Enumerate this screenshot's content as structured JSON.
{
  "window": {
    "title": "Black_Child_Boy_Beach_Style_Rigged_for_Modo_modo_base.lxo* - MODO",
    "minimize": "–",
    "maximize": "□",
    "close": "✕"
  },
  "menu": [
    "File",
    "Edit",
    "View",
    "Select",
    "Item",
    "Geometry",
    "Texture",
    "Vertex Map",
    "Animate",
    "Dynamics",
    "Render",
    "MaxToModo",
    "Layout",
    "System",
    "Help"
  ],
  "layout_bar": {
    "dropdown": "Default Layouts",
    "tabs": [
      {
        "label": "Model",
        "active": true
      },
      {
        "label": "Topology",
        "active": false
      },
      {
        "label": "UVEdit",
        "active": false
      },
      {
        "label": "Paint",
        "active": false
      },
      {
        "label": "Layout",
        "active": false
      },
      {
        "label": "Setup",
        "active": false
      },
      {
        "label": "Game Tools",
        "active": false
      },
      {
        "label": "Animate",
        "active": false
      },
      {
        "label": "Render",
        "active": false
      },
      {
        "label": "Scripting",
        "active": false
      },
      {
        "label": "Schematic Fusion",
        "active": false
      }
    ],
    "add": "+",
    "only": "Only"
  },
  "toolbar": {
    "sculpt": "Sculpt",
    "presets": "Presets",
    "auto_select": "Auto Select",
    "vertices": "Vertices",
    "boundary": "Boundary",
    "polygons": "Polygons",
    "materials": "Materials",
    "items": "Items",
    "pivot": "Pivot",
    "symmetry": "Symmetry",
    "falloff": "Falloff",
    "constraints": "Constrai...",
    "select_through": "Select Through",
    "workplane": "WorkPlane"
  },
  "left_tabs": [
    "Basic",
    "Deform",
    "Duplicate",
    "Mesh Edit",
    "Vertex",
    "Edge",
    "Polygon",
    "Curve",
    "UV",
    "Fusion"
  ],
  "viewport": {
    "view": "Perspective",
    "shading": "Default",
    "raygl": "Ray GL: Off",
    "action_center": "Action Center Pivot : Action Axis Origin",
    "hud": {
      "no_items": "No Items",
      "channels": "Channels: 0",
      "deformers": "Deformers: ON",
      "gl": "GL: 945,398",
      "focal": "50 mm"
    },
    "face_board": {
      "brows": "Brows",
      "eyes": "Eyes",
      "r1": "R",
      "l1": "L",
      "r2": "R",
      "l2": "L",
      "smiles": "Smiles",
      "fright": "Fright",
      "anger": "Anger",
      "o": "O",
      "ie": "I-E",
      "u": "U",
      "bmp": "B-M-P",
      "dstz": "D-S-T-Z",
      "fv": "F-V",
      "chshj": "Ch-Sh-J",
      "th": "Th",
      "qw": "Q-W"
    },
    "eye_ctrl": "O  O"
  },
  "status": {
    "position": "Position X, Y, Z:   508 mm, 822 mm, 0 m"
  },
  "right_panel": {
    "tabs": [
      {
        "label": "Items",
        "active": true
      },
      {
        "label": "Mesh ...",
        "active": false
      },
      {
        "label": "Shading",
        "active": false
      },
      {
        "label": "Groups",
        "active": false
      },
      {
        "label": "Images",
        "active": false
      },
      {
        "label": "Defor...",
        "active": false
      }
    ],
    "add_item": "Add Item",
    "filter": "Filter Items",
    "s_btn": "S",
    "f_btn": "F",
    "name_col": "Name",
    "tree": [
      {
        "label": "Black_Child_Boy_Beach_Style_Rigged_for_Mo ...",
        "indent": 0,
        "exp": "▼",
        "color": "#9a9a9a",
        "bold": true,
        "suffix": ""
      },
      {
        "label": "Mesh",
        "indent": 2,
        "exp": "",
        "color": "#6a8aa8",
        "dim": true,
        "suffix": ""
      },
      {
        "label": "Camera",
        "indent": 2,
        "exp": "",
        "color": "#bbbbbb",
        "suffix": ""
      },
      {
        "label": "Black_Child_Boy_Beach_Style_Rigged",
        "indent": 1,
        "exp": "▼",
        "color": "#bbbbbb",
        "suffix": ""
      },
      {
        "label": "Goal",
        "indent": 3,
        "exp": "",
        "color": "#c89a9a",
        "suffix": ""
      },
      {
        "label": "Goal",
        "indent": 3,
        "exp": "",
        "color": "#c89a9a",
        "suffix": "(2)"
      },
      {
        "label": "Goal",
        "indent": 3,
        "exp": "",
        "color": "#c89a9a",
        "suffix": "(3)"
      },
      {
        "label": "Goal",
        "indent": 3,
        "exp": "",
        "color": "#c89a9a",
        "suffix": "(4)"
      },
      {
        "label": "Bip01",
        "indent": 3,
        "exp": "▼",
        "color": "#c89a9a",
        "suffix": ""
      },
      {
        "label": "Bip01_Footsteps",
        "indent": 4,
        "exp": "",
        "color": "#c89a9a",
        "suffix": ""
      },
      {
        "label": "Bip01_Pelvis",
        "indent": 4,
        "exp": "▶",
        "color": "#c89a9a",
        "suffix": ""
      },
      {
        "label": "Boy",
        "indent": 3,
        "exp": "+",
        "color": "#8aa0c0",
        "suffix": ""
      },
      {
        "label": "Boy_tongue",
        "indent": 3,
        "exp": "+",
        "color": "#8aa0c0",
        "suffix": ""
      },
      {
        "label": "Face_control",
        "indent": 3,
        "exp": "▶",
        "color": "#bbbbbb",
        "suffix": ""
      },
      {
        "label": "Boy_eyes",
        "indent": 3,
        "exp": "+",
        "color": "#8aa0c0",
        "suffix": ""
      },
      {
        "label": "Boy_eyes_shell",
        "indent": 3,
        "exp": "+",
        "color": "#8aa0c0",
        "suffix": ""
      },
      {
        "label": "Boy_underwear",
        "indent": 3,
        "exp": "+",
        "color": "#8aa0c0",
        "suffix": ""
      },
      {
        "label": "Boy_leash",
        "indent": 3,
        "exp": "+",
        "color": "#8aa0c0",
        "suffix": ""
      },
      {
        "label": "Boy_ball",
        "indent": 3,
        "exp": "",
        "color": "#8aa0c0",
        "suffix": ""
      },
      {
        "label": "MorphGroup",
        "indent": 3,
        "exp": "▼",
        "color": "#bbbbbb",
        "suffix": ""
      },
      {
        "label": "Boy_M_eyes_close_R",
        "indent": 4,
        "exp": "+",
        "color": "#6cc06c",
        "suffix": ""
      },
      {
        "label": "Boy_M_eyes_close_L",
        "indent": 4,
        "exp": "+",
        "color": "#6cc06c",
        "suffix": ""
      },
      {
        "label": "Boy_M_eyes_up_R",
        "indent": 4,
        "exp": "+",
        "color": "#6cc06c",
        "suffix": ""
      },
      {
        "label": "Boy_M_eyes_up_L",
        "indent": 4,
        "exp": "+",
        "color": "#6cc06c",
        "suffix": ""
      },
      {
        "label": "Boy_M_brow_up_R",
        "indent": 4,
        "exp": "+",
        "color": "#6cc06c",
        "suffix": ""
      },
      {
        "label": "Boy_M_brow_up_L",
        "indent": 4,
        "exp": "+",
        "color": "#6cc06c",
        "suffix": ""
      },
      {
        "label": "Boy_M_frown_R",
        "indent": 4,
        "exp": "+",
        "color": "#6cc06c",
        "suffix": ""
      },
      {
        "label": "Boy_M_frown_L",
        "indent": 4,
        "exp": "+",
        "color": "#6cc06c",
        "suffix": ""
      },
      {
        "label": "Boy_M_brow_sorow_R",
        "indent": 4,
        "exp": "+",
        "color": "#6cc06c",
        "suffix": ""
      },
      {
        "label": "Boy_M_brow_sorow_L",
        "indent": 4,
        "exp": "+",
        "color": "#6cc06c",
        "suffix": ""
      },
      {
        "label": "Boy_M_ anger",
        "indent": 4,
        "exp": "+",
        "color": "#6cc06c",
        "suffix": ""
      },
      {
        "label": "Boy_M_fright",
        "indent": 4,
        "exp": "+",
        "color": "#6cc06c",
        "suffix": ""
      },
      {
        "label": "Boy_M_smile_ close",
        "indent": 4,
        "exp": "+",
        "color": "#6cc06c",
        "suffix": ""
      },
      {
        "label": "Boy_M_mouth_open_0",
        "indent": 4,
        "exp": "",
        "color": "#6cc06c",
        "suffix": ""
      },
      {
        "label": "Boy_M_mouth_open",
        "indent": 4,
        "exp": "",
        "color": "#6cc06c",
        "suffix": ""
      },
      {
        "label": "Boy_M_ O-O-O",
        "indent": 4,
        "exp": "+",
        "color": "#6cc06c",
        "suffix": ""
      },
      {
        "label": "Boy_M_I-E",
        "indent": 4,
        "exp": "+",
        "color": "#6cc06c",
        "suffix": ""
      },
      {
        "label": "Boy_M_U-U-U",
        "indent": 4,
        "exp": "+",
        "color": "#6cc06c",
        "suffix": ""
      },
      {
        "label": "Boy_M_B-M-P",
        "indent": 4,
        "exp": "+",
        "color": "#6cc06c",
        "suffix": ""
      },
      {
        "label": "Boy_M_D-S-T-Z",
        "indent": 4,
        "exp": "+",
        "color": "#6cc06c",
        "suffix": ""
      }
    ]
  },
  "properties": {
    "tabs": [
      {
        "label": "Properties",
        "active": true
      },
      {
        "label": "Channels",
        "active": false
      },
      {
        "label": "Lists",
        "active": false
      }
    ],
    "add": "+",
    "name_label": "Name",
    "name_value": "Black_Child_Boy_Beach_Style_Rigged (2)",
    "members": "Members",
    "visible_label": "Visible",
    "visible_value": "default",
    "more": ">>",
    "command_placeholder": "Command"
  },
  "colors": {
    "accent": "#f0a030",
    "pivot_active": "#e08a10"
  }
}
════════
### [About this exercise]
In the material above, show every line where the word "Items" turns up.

### [Output for this task]
    "items": "Items",
      "no_items": "No Items",
        "label": "Items",
    "filter": "Filter Items",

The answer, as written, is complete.